‘His cell looks decent’ ‘Meduza’ talks to a human rights monitor who visited Navalny in prison
Opposition figure Alexey Navalny was taken into custody immediately upon returning to Russia from Germany, and then placed under arrest for 30 days at Moscow’s Matrosskaya Tishina remand prison. Human rights activist Alexey Melnikov, the executive secretary of Moscow’s Public Monitoring Commission, was the first person to visit Navalny in his cell. In conversation with “Meduza,” Melnikov describes the conditions at the prison and the rules governing Navalny’s detention.
Why did Navalny end up alone in a cell, without other cellmates?
Right now he’s undergoing a so-called quarantine. Previously, quarantine at a SIZO [pre-trial detention center] meant 10 days of confinement in a cell for a newcomer, while his personal file was being study and his cellmates were selected so as not to violate article 33 of [federal law] No. 103-FZ on the separation of different categories of citizens [in custody]. Now, due to the pandemic, the quarantine period has been increased to 14 days in order to, among other things, identify signs of viral respiratory diseases, if there are any. Then the person is ready to be “lifted,” as the people say, into a cell for continued detention.
What does Navalny’s cell look like?
They renovated Matrosskaya Tishina recently. The cell looks decent. It’s a three-person [cell]; accordingly, it’s no less than 12 square meters [about 130 square feet]. He has a kettle, a television, and a fridge, he was given bedding, and supplies for washing. There is privacy in the toilet. The Moscow ONK [Public Monitoring Commission] has achieved this in almost all Moscow prisons. There’s a toilet, and not a hole in the floor. There’s hot water in the cell. We haven’t received any complaints or appeals about temperature violations against the backdrop of the cold weather.
Did Navalny have any complaints, requests, or appeals for the public monitoring commission?
He thanked everyone for their support and said that he’s glad to return to his homeland. He asked us to inform his relatives about what things to bring to him in pre-trial detention. This is all from a list permitted by the internal regulations. It probably isn’t right to divulge the details. We have passed this information along.
In particular, he asked [for them] to bring him books.

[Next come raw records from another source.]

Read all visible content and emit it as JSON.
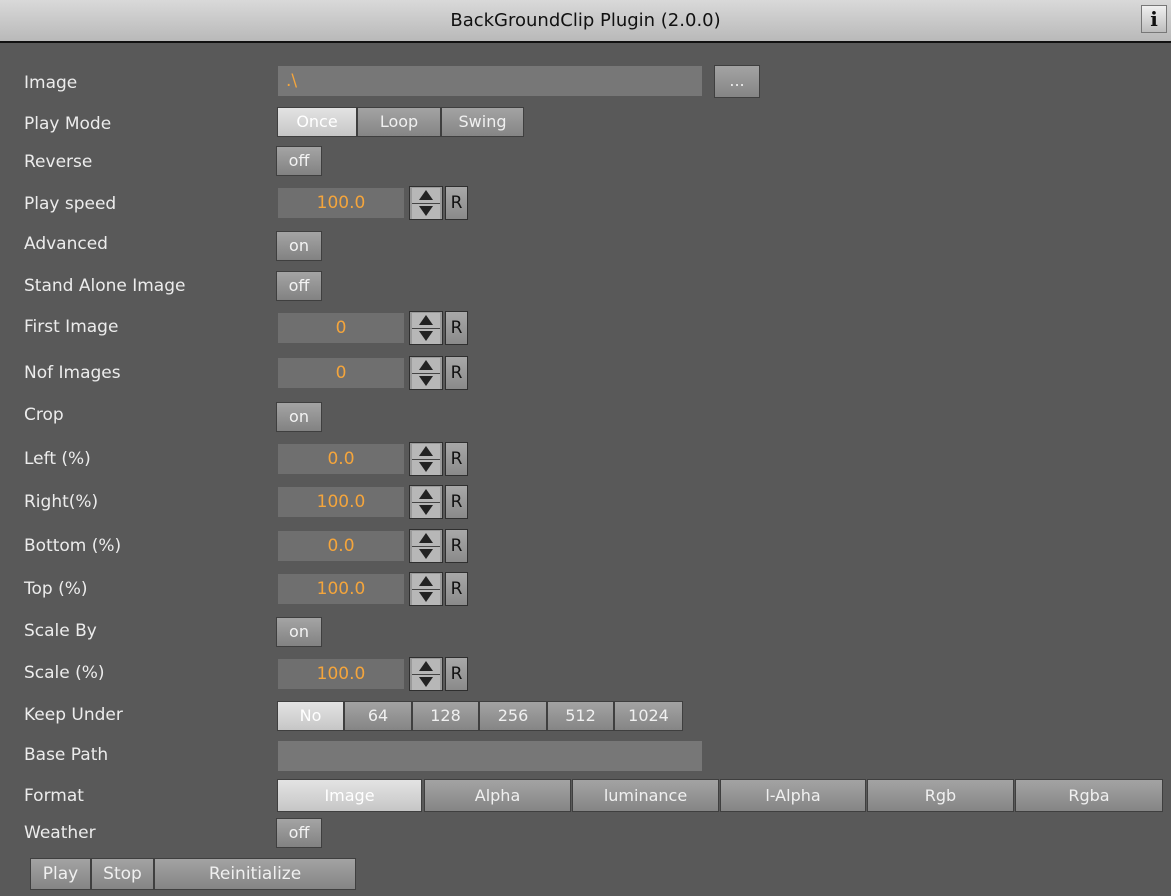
{
  "window": {
    "title": "BackGroundClip Plugin (2.0.0)",
    "info_label": "i"
  },
  "image": {
    "label": "Image",
    "value": ".\\",
    "browse_label": "..."
  },
  "play_mode": {
    "label": "Play Mode",
    "options": [
      "Once",
      "Loop",
      "Swing"
    ],
    "selected": "Once"
  },
  "reverse": {
    "label": "Reverse",
    "value": "off"
  },
  "play_speed": {
    "label": "Play speed",
    "value": "100.0",
    "reset": "R"
  },
  "advanced": {
    "label": "Advanced",
    "value": "on"
  },
  "stand_alone_image": {
    "label": "Stand Alone Image",
    "value": "off"
  },
  "first_image": {
    "label": "First Image",
    "value": "0",
    "reset": "R"
  },
  "nof_images": {
    "label": "Nof Images",
    "value": "0",
    "reset": "R"
  },
  "crop": {
    "label": "Crop",
    "value": "on"
  },
  "left": {
    "label": "Left (%)",
    "value": "0.0",
    "reset": "R"
  },
  "right": {
    "label": "Right(%)",
    "value": "100.0",
    "reset": "R"
  },
  "bottom": {
    "label": "Bottom (%)",
    "value": "0.0",
    "reset": "R"
  },
  "top": {
    "label": "Top (%)",
    "value": "100.0",
    "reset": "R"
  },
  "scale_by": {
    "label": "Scale By",
    "value": "on"
  },
  "scale": {
    "label": "Scale (%)",
    "value": "100.0",
    "reset": "R"
  },
  "keep_under": {
    "label": "Keep Under",
    "options": [
      "No",
      "64",
      "128",
      "256",
      "512",
      "1024"
    ],
    "selected": "No"
  },
  "base_path": {
    "label": "Base Path",
    "value": ""
  },
  "format": {
    "label": "Format",
    "options": [
      "Image",
      "Alpha",
      "luminance",
      "l-Alpha",
      "Rgb",
      "Rgba"
    ],
    "selected": "Image"
  },
  "weather": {
    "label": "Weather",
    "value": "off"
  },
  "actions": {
    "play": "Play",
    "stop": "Stop",
    "reinitialize": "Reinitialize"
  },
  "colors": {
    "background": "#595959",
    "value_text": "#f4a53c",
    "title_bar": "#c8c8c8"
  }
}
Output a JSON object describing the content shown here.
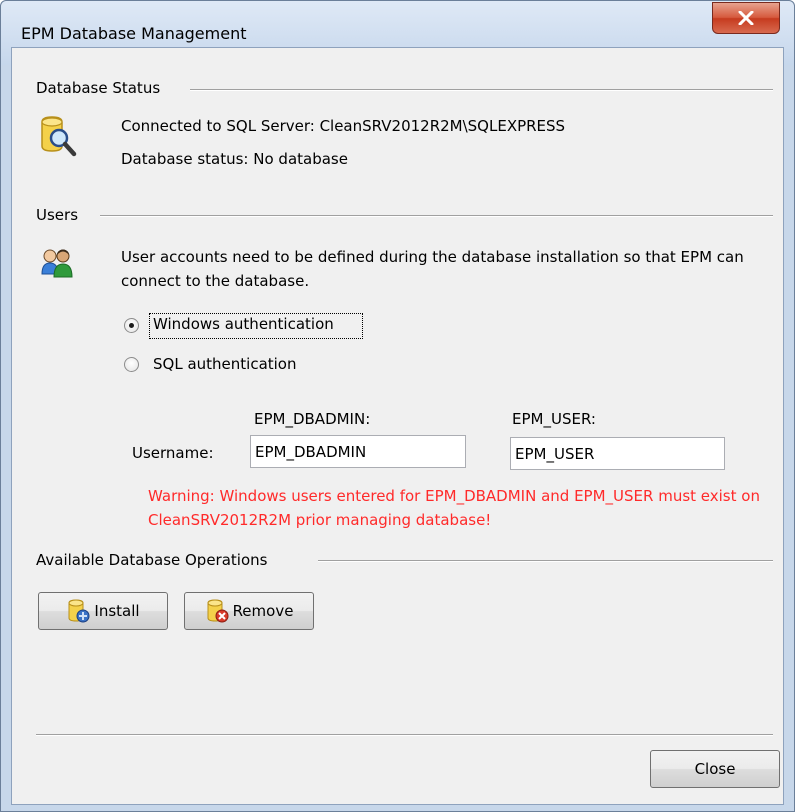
{
  "window": {
    "title": "EPM Database Management",
    "close_icon": "close-icon"
  },
  "database_status": {
    "section_title": "Database Status",
    "icon": "database-search-icon",
    "connected_text": "Connected to SQL Server:  CleanSRV2012R2M\\SQLEXPRESS",
    "status_text": "Database status:  No database"
  },
  "users": {
    "section_title": "Users",
    "icon": "users-icon",
    "description": "User accounts need to be defined during the database installation so that EPM can connect to the database.",
    "auth_options": [
      {
        "label": "Windows authentication",
        "selected": true
      },
      {
        "label": "SQL authentication",
        "selected": false
      }
    ],
    "dbadmin_header": "EPM_DBADMIN:",
    "user_header": "EPM_USER:",
    "username_label": "Username:",
    "dbadmin_value": "EPM_DBADMIN",
    "user_value": "EPM_USER",
    "warning": "Warning: Windows users entered for EPM_DBADMIN and EPM_USER must exist on CleanSRV2012R2M prior managing database!",
    "warning_color": "#ff2a2a"
  },
  "operations": {
    "section_title": "Available Database Operations",
    "install_label": "Install",
    "install_icon": "database-install-icon",
    "remove_label": "Remove",
    "remove_icon": "database-remove-icon"
  },
  "footer": {
    "close_label": "Close"
  }
}
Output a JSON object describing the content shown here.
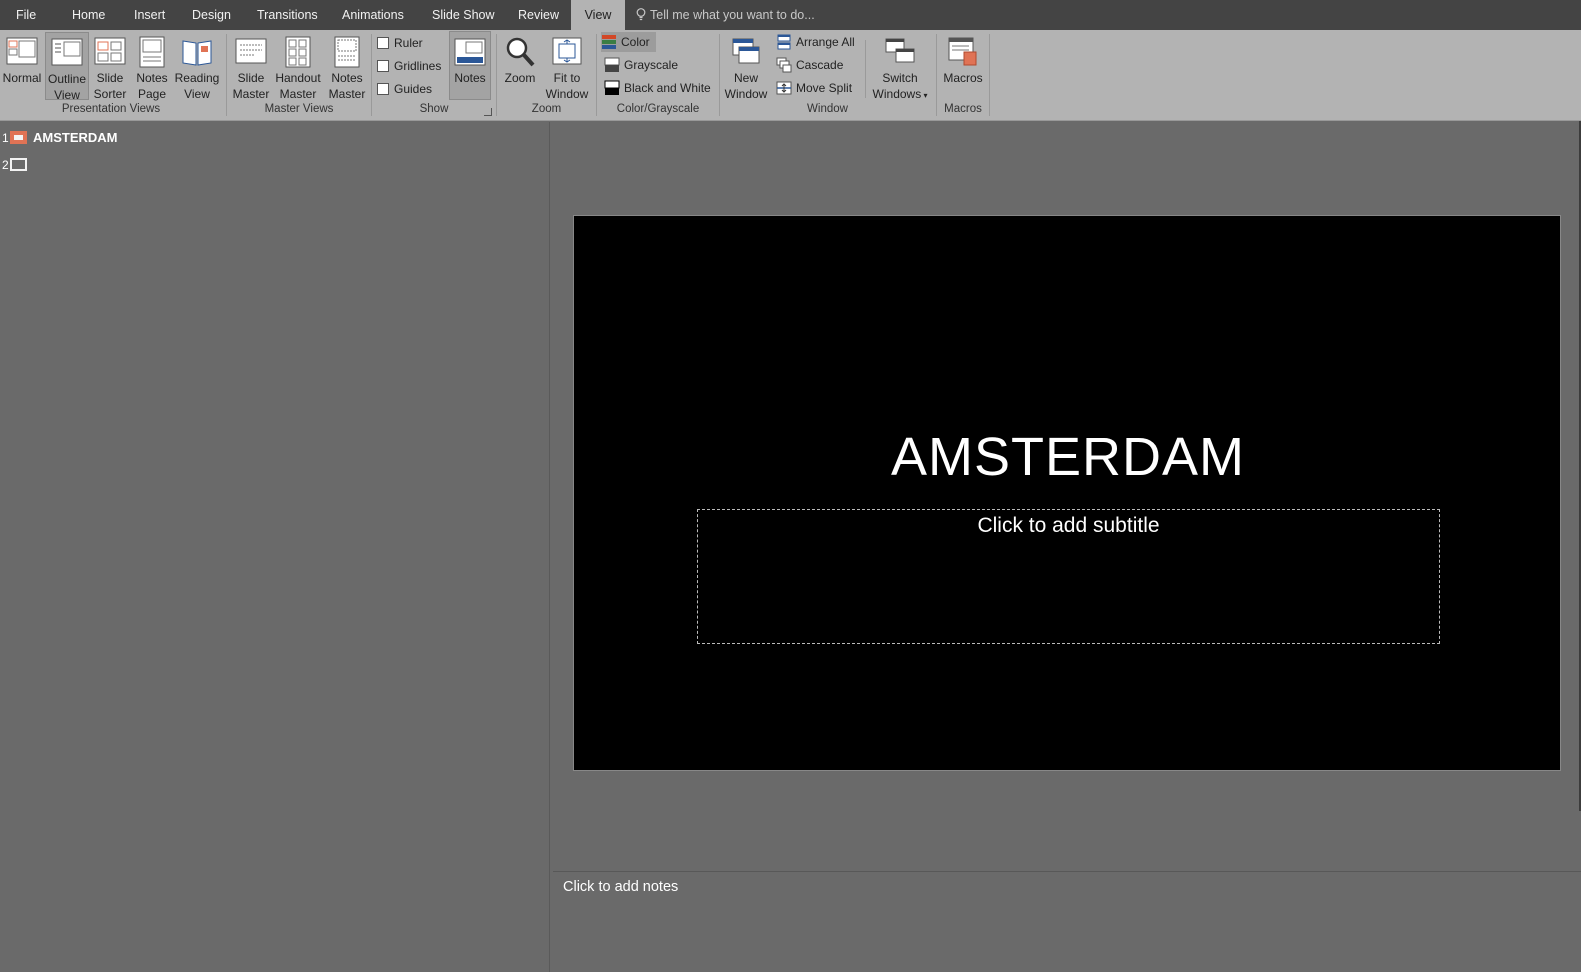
{
  "tabs": [
    {
      "label": "File"
    },
    {
      "label": "Home"
    },
    {
      "label": "Insert"
    },
    {
      "label": "Design"
    },
    {
      "label": "Transitions"
    },
    {
      "label": "Animations"
    },
    {
      "label": "Slide Show"
    },
    {
      "label": "Review"
    },
    {
      "label": "View"
    }
  ],
  "active_tab": "View",
  "tell_me": "Tell me what you want to do...",
  "ribbon": {
    "presentation_views": {
      "label": "Presentation Views",
      "normal": "Normal",
      "outline_l1": "Outline",
      "outline_l2": "View",
      "sorter_l1": "Slide",
      "sorter_l2": "Sorter",
      "notes_l1": "Notes",
      "notes_l2": "Page",
      "reading_l1": "Reading",
      "reading_l2": "View"
    },
    "master_views": {
      "label": "Master Views",
      "slide_l1": "Slide",
      "slide_l2": "Master",
      "handout_l1": "Handout",
      "handout_l2": "Master",
      "notes_l1": "Notes",
      "notes_l2": "Master"
    },
    "show": {
      "label": "Show",
      "ruler": "Ruler",
      "gridlines": "Gridlines",
      "guides": "Guides",
      "notes": "Notes"
    },
    "zoom": {
      "label": "Zoom",
      "zoom": "Zoom",
      "fit_l1": "Fit to",
      "fit_l2": "Window"
    },
    "color": {
      "label": "Color/Grayscale",
      "color": "Color",
      "grayscale": "Grayscale",
      "bw": "Black and White"
    },
    "window": {
      "label": "Window",
      "new_l1": "New",
      "new_l2": "Window",
      "arrange": "Arrange All",
      "cascade": "Cascade",
      "move_split": "Move Split",
      "switch_l1": "Switch",
      "switch_l2": "Windows"
    },
    "macros": {
      "label": "Macros",
      "macros": "Macros"
    }
  },
  "outline": {
    "slides": [
      {
        "num": "1",
        "title": "AMSTERDAM"
      },
      {
        "num": "2",
        "title": ""
      }
    ]
  },
  "slide": {
    "title": "AMSTERDAM",
    "subtitle_placeholder": "Click to add subtitle"
  },
  "notes": {
    "placeholder": "Click to add notes"
  }
}
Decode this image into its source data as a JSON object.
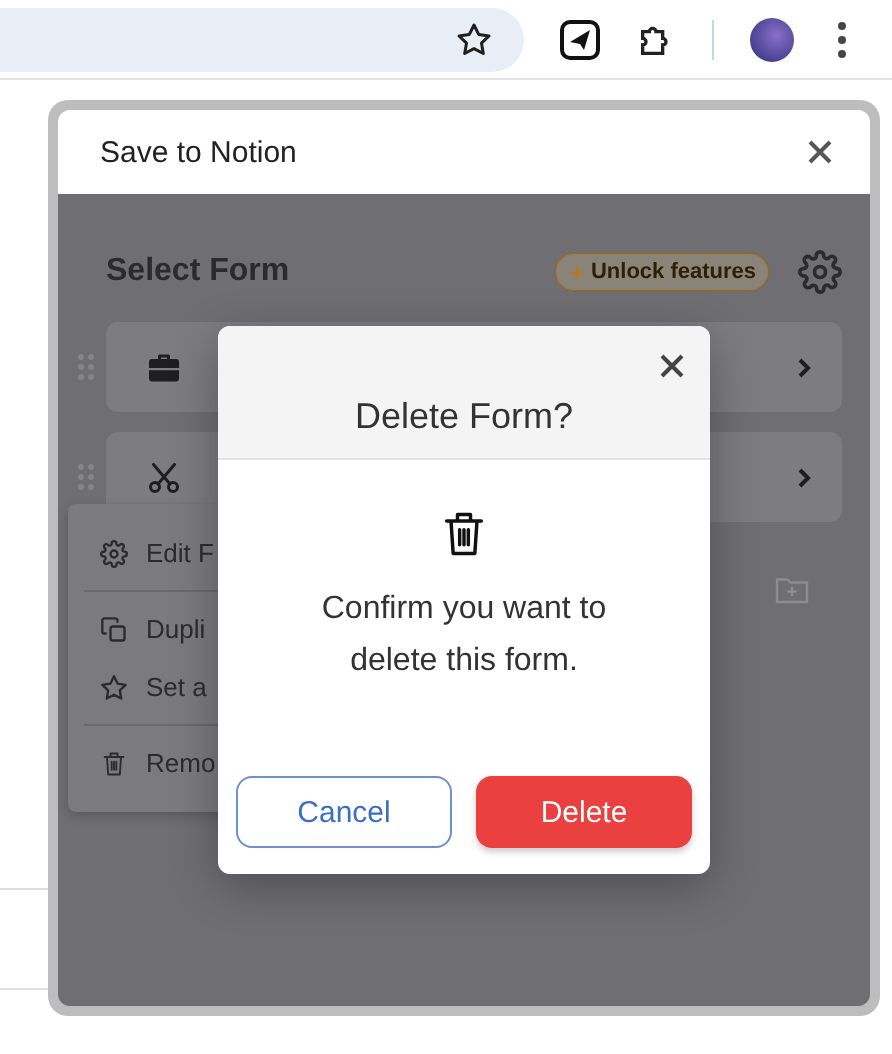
{
  "popup": {
    "title": "Save to Notion",
    "heading": "Select Form",
    "unlock_badge": "Unlock features",
    "forms": [
      {
        "kind": "briefcase"
      },
      {
        "kind": "scissors"
      }
    ],
    "context_menu": {
      "sections": [
        [
          {
            "label": "Edit F",
            "kind": "gear"
          }
        ],
        [
          {
            "label": "Dupli",
            "kind": "copy"
          },
          {
            "label": "Set a",
            "kind": "star"
          }
        ],
        [
          {
            "label": "Remo",
            "kind": "trash"
          }
        ]
      ]
    }
  },
  "dialog": {
    "title": "Delete Form?",
    "message": "Confirm you want to delete this form.",
    "buttons": [
      {
        "label": "Cancel",
        "kind": "secondary"
      },
      {
        "label": "Delete",
        "kind": "danger"
      }
    ]
  }
}
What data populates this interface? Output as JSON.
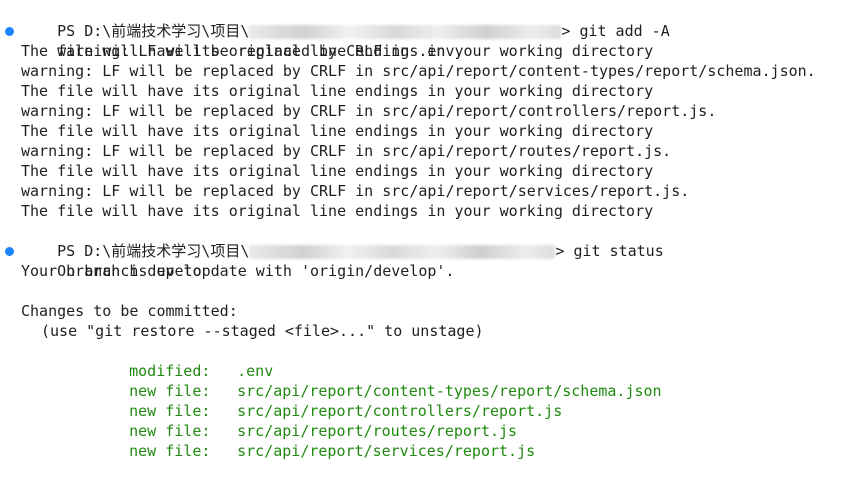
{
  "terminal": {
    "accent_dot_color": "#1a85ff",
    "staged_color": "#1f8a0f",
    "prompt1": {
      "prefix": "PS D:\\前端技术学习\\项目\\",
      "suffix": "> ",
      "command": "git add -A"
    },
    "add_output": [
      "warning: LF will be replaced by CRLF in .env.",
      "The file will have its original line endings in your working directory",
      "warning: LF will be replaced by CRLF in src/api/report/content-types/report/schema.json.",
      "The file will have its original line endings in your working directory",
      "warning: LF will be replaced by CRLF in src/api/report/controllers/report.js.",
      "The file will have its original line endings in your working directory",
      "warning: LF will be replaced by CRLF in src/api/report/routes/report.js.",
      "The file will have its original line endings in your working directory",
      "warning: LF will be replaced by CRLF in src/api/report/services/report.js.",
      "The file will have its original line endings in your working directory"
    ],
    "prompt2": {
      "prefix": "PS D:\\前端技术学习\\项目\\",
      "suffix": "> ",
      "command": "git status"
    },
    "status": {
      "branch_line": "On branch develop",
      "uptodate_line": "Your branch is up to date with 'origin/develop'.",
      "changes_header": "Changes to be committed:",
      "hint": "(use \"git restore --staged <file>...\" to unstage)",
      "files": [
        {
          "kind": "modified:",
          "path": ".env"
        },
        {
          "kind": "new file:",
          "path": "src/api/report/content-types/report/schema.json"
        },
        {
          "kind": "new file:",
          "path": "src/api/report/controllers/report.js"
        },
        {
          "kind": "new file:",
          "path": "src/api/report/routes/report.js"
        },
        {
          "kind": "new file:",
          "path": "src/api/report/services/report.js"
        }
      ]
    }
  }
}
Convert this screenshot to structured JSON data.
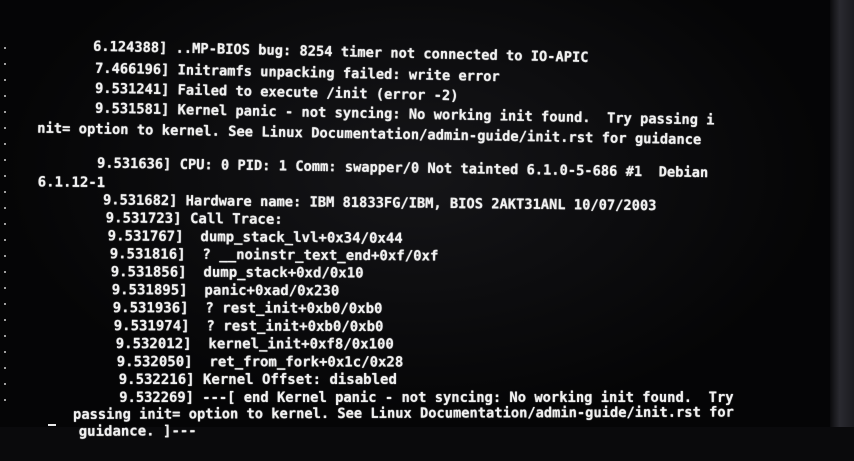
{
  "console": {
    "lines": [
      {
        "ts": "6.124388]",
        "msg": " ..MP-BIOS bug: 8254 timer not connected to IO-APIC"
      },
      {
        "ts": "7.466196]",
        "msg": " Initramfs unpacking failed: write error"
      },
      {
        "ts": "9.531241]",
        "msg": " Failed to execute /init (error -2)"
      },
      {
        "ts": "9.531581]",
        "msg": " Kernel panic - not syncing: No working init found.  Try passing i"
      },
      {
        "ts": "",
        "msg": "nit= option to kernel. See Linux Documentation/admin-guide/init.rst for guidance"
      },
      {
        "ts": "9.531636]",
        "msg": " CPU: 0 PID: 1 Comm: swapper/0 Not tainted 6.1.0-5-686 #1  Debian"
      },
      {
        "ts": "",
        "msg": "6.1.12-1"
      },
      {
        "ts": "9.531682]",
        "msg": " Hardware name: IBM 81833FG/IBM, BIOS 2AKT31ANL 10/07/2003"
      },
      {
        "ts": "9.531723]",
        "msg": " Call Trace:"
      },
      {
        "ts": "9.531767]",
        "msg": "  dump_stack_lvl+0x34/0x44"
      },
      {
        "ts": "9.531816]",
        "msg": "  ? __noinstr_text_end+0xf/0xf"
      },
      {
        "ts": "9.531856]",
        "msg": "  dump_stack+0xd/0x10"
      },
      {
        "ts": "9.531895]",
        "msg": "  panic+0xad/0x230"
      },
      {
        "ts": "9.531936]",
        "msg": "  ? rest_init+0xb0/0xb0"
      },
      {
        "ts": "9.531974]",
        "msg": "  ? rest_init+0xb0/0xb0"
      },
      {
        "ts": "9.532012]",
        "msg": "  kernel_init+0xf8/0x100"
      },
      {
        "ts": "9.532050]",
        "msg": "  ret_from_fork+0x1c/0x28"
      },
      {
        "ts": "9.532216]",
        "msg": " Kernel Offset: disabled"
      },
      {
        "ts": "9.532269]",
        "msg": " ---[ end Kernel panic - not syncing: No working init found.  Try"
      },
      {
        "ts": "",
        "msg": "passing init= option to kernel. See Linux Documentation/admin-guide/init.rst for"
      },
      {
        "ts": "",
        "msg": "guidance. ]---"
      }
    ]
  }
}
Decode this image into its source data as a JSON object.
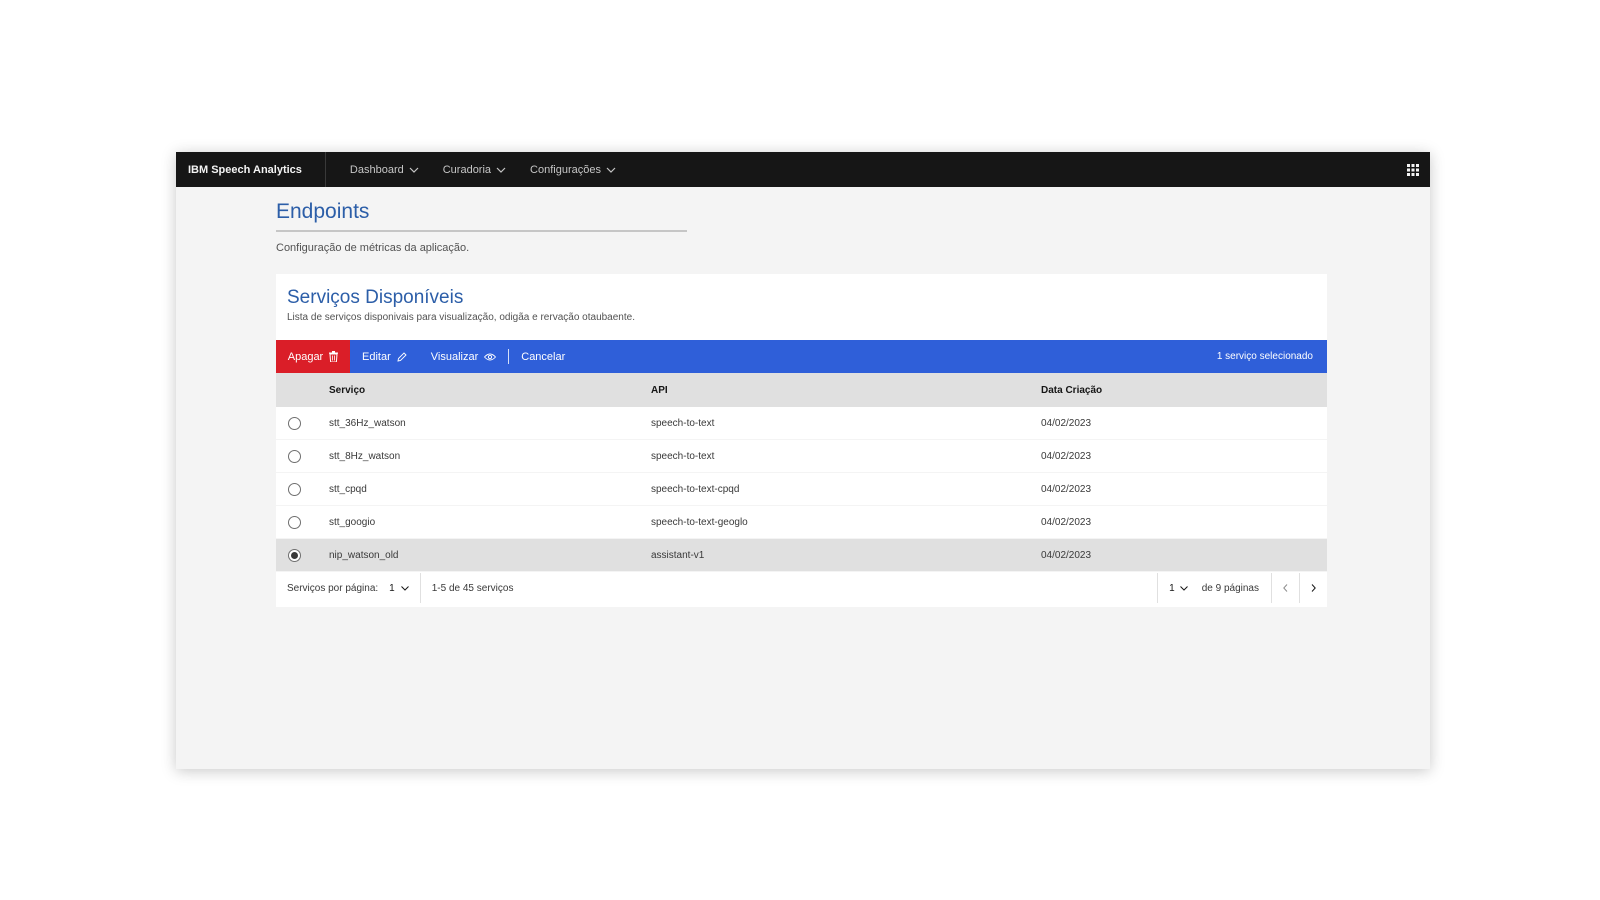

This is quite difficult, since they have to go through the so-called censorship procedure. This isn’t about assessing the content of the texts, but about studying them for the transfer of prohibited information, and any erased letter might be regarded as an attempt to transfer such information. It’s easier to order books from the FSIN [Federal Penitentiary Service] store.
What are the particularities of the Matrosskaya Tishina pre-trial detention center?
This is a federally regulated remand prison. Inside, they follow internal regulations and FSIN regulations very strictly. There are violations there, but they are much less common than in other prisons and other regions.
There’s a wide variety of prisoners there, including notable and high-ranking ones: a former senator is locked up there, [former economy minister Alexey] Ulyukayev was there at one time. For Ulyukayev, as far as I remember, everything was quite modest and there wasn’t even a television.
Navalny has spent a lot of time in special detention centers, but he has never been in a pre-trial detention center with the exception of one night in Kirov. Can you explain the main differences in the conditions?
It is precisely the conditions of detention that are better in a pre-trial detention center. The internal regulations for special detention centers are very far from [those] of remand prisons. As it happens, the public monitoring commission advocated for bringing these rules in line with the internal regulations for pre-trial detention centers.
In a pre-trial detention center, they can provide first aid, there’s a medical unit, but at special detention centers only paramedics are available. There are no televisions. At Matrosskaya Tishina there’s a gym. You can also play sports while on walks. Some courtyards have table tennis. I don’t recall any horizontal bars, but many do pull-ups on the bars. In terms of daily walks and the opportunity to go to the shower (once per week), everything is about the same. A prisoner can refuse to go to the exercise yard, but he has to be given the option.
Navalny isn’t included in the category of suspects who are usually held in pre-trial detention centers — those who are facing time in prison or have already been sentenced. He has a specific status: remanded in custody for 30 days pending at trial to change his sentence. Does this come with any additional restrictions or privileges?
Navaly isn’t at odds with the court, he’s not at odds with an investigation, he’s at odds with the FSIN. Permission to visit him can be obtained from the FSIN directly, but now meetings are impossible due to the pandemic-related restrictions. This also makes access for lawyers difficult now. In Moscow prisons, meetings with lawyers currently take place through glass. Otherwise, it’s hard for me to say, we rarely encounter situations like this.
Translation by Eilish Hart